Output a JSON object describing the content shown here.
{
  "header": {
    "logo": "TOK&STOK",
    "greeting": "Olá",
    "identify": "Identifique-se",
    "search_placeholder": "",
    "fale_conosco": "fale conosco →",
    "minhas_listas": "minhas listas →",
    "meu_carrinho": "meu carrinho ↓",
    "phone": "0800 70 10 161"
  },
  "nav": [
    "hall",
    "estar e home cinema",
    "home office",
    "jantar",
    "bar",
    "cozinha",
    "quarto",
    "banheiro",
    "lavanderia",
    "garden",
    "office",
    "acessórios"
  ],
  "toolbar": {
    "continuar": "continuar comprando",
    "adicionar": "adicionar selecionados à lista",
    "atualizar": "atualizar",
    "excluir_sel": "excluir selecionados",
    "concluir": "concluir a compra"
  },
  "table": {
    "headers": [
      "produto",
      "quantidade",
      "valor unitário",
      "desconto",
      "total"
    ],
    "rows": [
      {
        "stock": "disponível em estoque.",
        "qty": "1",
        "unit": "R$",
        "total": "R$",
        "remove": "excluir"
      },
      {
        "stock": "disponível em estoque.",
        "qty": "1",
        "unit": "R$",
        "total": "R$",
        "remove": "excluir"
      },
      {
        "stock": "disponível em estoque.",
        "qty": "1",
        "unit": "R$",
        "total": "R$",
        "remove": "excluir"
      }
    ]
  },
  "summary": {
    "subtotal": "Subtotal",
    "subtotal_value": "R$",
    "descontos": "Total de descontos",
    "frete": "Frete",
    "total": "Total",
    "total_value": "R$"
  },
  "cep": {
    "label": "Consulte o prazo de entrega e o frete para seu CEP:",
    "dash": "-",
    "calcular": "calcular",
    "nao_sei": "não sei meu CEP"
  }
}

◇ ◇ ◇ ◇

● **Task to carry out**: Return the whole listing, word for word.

● **Output below**:
Output a JSON object describing the content shown here.
{
  "header": {
    "logo": "TOK&STOK",
    "greeting": "Olá",
    "identify": "Identifique-se",
    "search_placeholder": "",
    "fale_conosco": "fale conosco →",
    "minhas_listas": "minhas listas →",
    "meu_carrinho": "meu carrinho ↓",
    "phone": "0800 70 10 161"
  },
  "nav": [
    "hall",
    "estar e home cinema",
    "home office",
    "jantar",
    "bar",
    "cozinha",
    "quarto",
    "banheiro",
    "lavanderia",
    "garden",
    "office",
    "acessórios"
  ],
  "toolbar": {
    "continuar": "continuar comprando",
    "adicionar": "adicionar selecionados à lista",
    "atualizar": "atualizar",
    "excluir_sel": "excluir selecionados",
    "concluir": "concluir a compra"
  },
  "table": {
    "headers": [
      "produto",
      "quantidade",
      "valor unitário",
      "desconto",
      "total"
    ],
    "rows": [
      {
        "stock": "disponível em estoque.",
        "qty": "1",
        "unit": "R$",
        "total": "R$",
        "remove": "excluir"
      },
      {
        "stock": "disponível em estoque.",
        "qty": "1",
        "unit": "R$",
        "total": "R$",
        "remove": "excluir"
      },
      {
        "stock": "disponível em estoque.",
        "qty": "1",
        "unit": "R$",
        "total": "R$",
        "remove": "excluir"
      }
    ]
  },
  "summary": {
    "subtotal": "Subtotal",
    "subtotal_value": "R$",
    "descontos": "Total de descontos",
    "frete": "Frete",
    "total": "Total",
    "total_value": "R$"
  },
  "cep": {
    "label": "Consulte o prazo de entrega e o frete para seu CEP:",
    "dash": "-",
    "calcular": "calcular",
    "nao_sei": "não sei meu CEP"
  }
}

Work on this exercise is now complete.